Theresa May became Britain's new prime minister on Wednesday, accepting an invitation to govern from Queen Elizabeth after the resignation of David Cameron. She promised to lead a “one-nation” government dedicated to social justice and making “Britain a country that works for everyone.”
Alluding to the tough negotiations that lie ahead over Britain's exit from the European Union, May said, “we face a time of great national change.”
But she said Britain would “rise to the challenge” and forge “a bold new positive role” in the world.
May began appointing new Cabinet ministers Wednesday evening. Former London Mayor Boris Johnson was appointed Britain's new foreign secretary, one of the biggest jobs in government.
Johnson was one of the leaders of the campaign to leave the European Union. He had hoped to become British prime minister but saw his dream fade amid Conservative Party plotting after last month's vote.
Veteran Conservative euroskeptic David Davis was appointed to lead Britain's exit talks with the European Union.
Prime Minister Theresa May named Davis, a longtime advocate of leaving the EU, to the newly created post of secretary of state.
Davis is a long-serving lawmaker who often clashed with May when she was home secretary over privacy and free-speech issues. He has criticized British spies' snooping powers for being too intrusive.
Meanwhile, May’s former job of home secretary was given to Amber Rudd, Britain's former energy secretary, making two of the top four jobs in the government held by women
In a carefully orchestrated political ballet, Cameron made his final appearance as prime minister in Parliament, turning the usually raucous prime minister's questions session into a time for praise, thanks, gentle ribbing, cheers — and a sprinkle of criticism.
Then, after a rousing speech defending his government's legacy, he and his family left his home at 10 Downing Street for the last time and made the short drive to Buckingham Palace.

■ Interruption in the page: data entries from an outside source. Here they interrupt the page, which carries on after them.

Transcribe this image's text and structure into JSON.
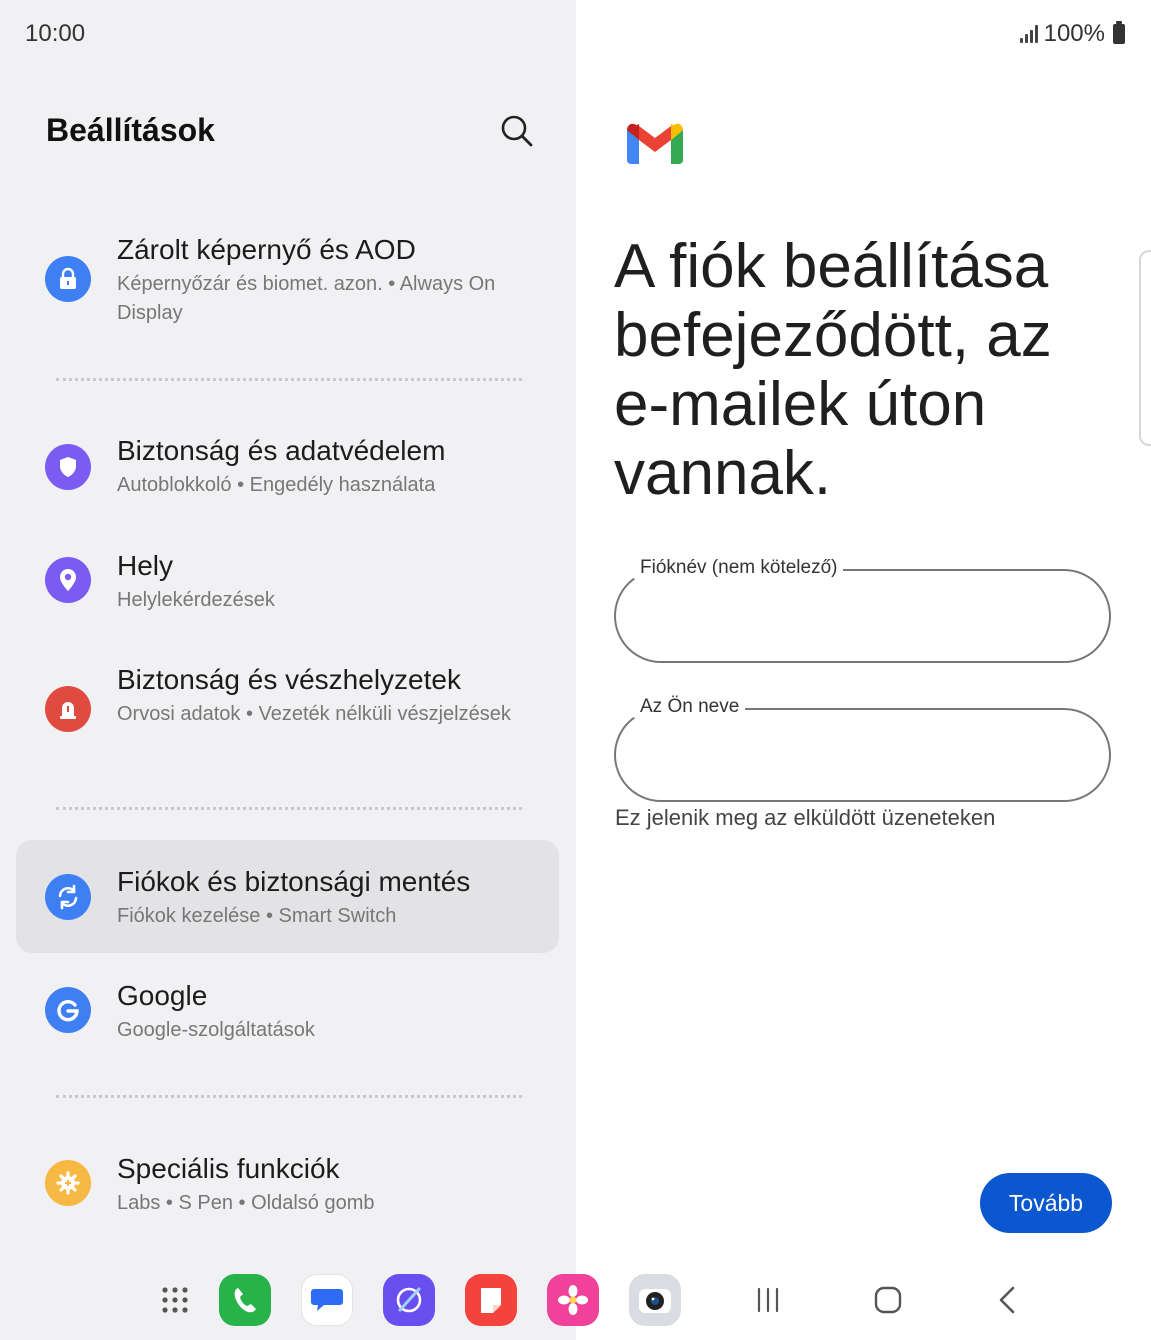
{
  "status": {
    "time": "10:00",
    "battery": "100%"
  },
  "settings": {
    "title": "Beállítások",
    "items": [
      {
        "title": "Zárolt képernyő és AOD",
        "subtitle": "Képernyőzár és biomet. azon.  •  Always On Display",
        "color": "#3f7ff4"
      },
      {
        "title": "Biztonság és adatvédelem",
        "subtitle": "Autoblokkoló  •  Engedély használata",
        "color": "#7b5cf2"
      },
      {
        "title": "Hely",
        "subtitle": "Helylekérdezések",
        "color": "#7b5cf2"
      },
      {
        "title": "Biztonság és vészhelyzetek",
        "subtitle": "Orvosi adatok  •  Vezeték nélküli vészjelzések",
        "color": "#e14a3e"
      },
      {
        "title": "Fiókok és biztonsági mentés",
        "subtitle": "Fiókok kezelése  •  Smart Switch",
        "color": "#3f7ff4"
      },
      {
        "title": "Google",
        "subtitle": "Google-szolgáltatások",
        "color": "#3f7ff4"
      },
      {
        "title": "Speciális funkciók",
        "subtitle": "Labs  •  S Pen  •  Oldalsó gomb",
        "color": "#f7b844"
      }
    ]
  },
  "gmail": {
    "headline": "A fiók beállítása befejeződött, az e-mailek úton vannak.",
    "account_name_label": "Fióknév (nem kötelező)",
    "account_name_value": "",
    "your_name_label": "Az Ön neve",
    "your_name_value": "",
    "hint": "Ez jelenik meg az elküldött üzeneteken",
    "next_label": "Tovább",
    "accent": "#0b57d0"
  },
  "dock": {
    "apps": [
      "apps-grid-icon",
      "phone-icon",
      "messages-icon",
      "internet-icon",
      "notes-icon",
      "gallery-icon",
      "camera-icon"
    ],
    "nav": [
      "recents-icon",
      "home-icon",
      "back-icon"
    ]
  }
}
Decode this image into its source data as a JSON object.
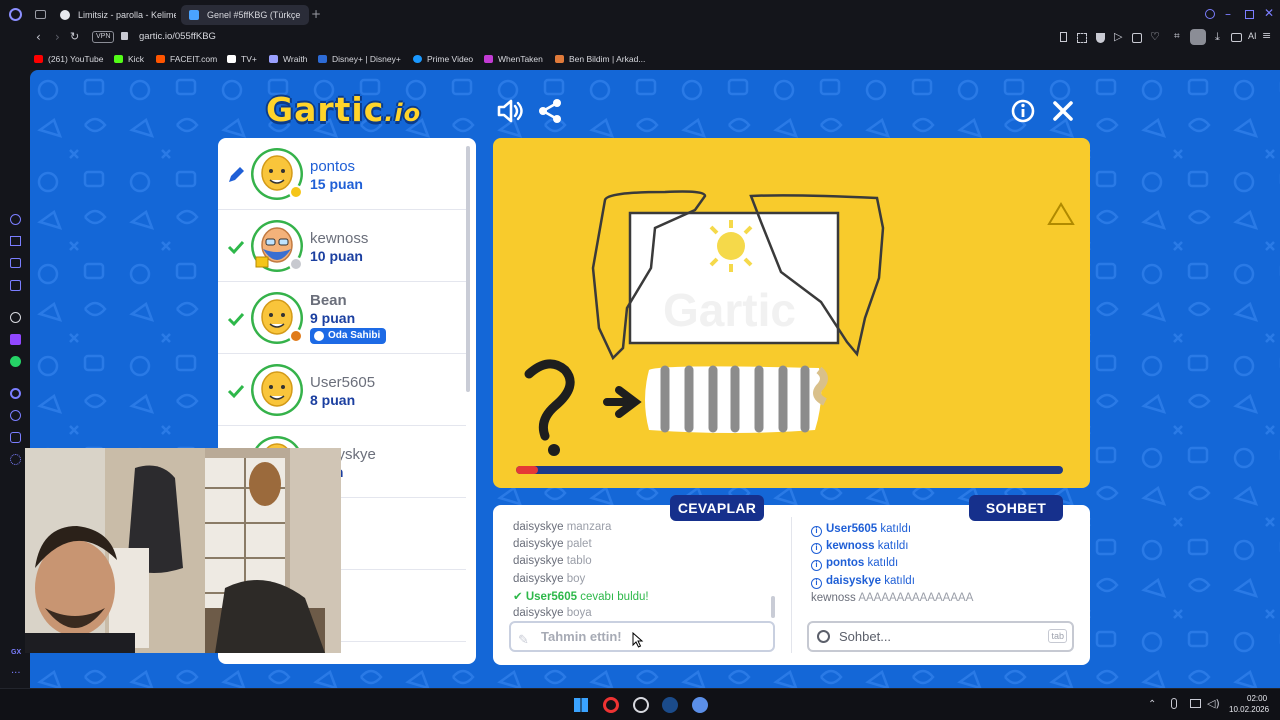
{
  "browser": {
    "tabs": [
      {
        "label": "Limitsiz - parolla - Kelime",
        "active": false
      },
      {
        "label": "Genel #5ffKBG (Türkçe",
        "active": true
      }
    ],
    "vpn_label": "VPN",
    "url": "gartic.io/055ffKBG",
    "bookmarks": [
      {
        "label": "(261) YouTube",
        "color": "#ff0000"
      },
      {
        "label": "Kick",
        "color": "#53fc18"
      },
      {
        "label": "FACEIT.com",
        "color": "#ff5500"
      },
      {
        "label": "TV+",
        "color": "#ffffff"
      },
      {
        "label": "Wraith",
        "color": "#9aa0ff"
      },
      {
        "label": "Disney+ | Disney+",
        "color": "#1a3a9a"
      },
      {
        "label": "Prime Video",
        "color": "#1a98ff"
      },
      {
        "label": "WhenTaken",
        "color": "#c23bd4"
      },
      {
        "label": "Ben Bildim | Arkad...",
        "color": "#e07a3a"
      }
    ],
    "ai_label": "AI",
    "gx_label": "GX"
  },
  "game": {
    "logo_main": "Gartic",
    "logo_suffix": ".io",
    "players": [
      {
        "name": "pontos",
        "score": "15 puan",
        "status": "drawing"
      },
      {
        "name": "kewnoss",
        "score": "10 puan",
        "status": "guessed"
      },
      {
        "name": "Bean",
        "score": "9 puan",
        "status": "guessed",
        "badge": "Oda Sahibi"
      },
      {
        "name": "User5605",
        "score": "8 puan",
        "status": "guessed"
      },
      {
        "name": "daisyskye",
        "score": "puan",
        "status": "none"
      }
    ],
    "timer_progress": 0.04,
    "answers_tab": "CEVAPLAR",
    "chat_tab": "SOHBET",
    "answers": [
      {
        "who": "daisyskye",
        "text": "manzara"
      },
      {
        "who": "daisyskye",
        "text": "palet"
      },
      {
        "who": "daisyskye",
        "text": "tablo"
      },
      {
        "who": "daisyskye",
        "text": "boy"
      },
      {
        "who": "User5605",
        "text": "cevabı buldu!",
        "correct": true
      },
      {
        "who": "daisyskye",
        "text": "boya"
      }
    ],
    "chat": [
      {
        "who": "User5605",
        "text": "katıldı",
        "system": true
      },
      {
        "who": "kewnoss",
        "text": "katıldı",
        "system": true
      },
      {
        "who": "pontos",
        "text": "katıldı",
        "system": true
      },
      {
        "who": "daisyskye",
        "text": "katıldı",
        "system": true
      },
      {
        "who": "kewnoss",
        "text": "AAAAAAAAAAAAAAA",
        "system": false
      }
    ],
    "guess_placeholder": "Tahmin ettin!",
    "chat_placeholder": "Sohbet...",
    "chat_key_hint": "tab",
    "watermark": "Gartic"
  },
  "taskbar": {
    "time": "02:00",
    "date": "10.02.2026"
  },
  "colors": {
    "page_bg": "#1467d7",
    "canvas_bg": "#f8cb2c",
    "accent_dark": "#16308c",
    "correct": "#2eb84a"
  }
}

Soon after, the palace confirmed that Cameron had “tendered his resignation as prime minister and First Lord of the Treasury, which her majesty was graciously pleased to accept.”
Minutes later, May arrived at the palace, accompanied by her husband Philip. Royal officials released a photo of May curtseying to the monarch and confirmed the queen had “requested her to form a new administration.”
May, 59, has been Britain's home secretary, in charge of immigration and law and order, for the past six years. She has the tough task of calming the country and global financial markets after the upheaval that has followed Brexit vote.
Although May backed remaining in the EU, she has reassured “leave” supporters that “Brexit means Brexit, and we will make a success of it.”
She is under pressure — both from pro-Brexit Conservatives and other EU leaders — to start formal exit talks with the bloc. But Tony Travers of the London School of Economics said May would likely not rush to trigger Article 50 of the EU constitution, which starts a two-year countdown to a final exit.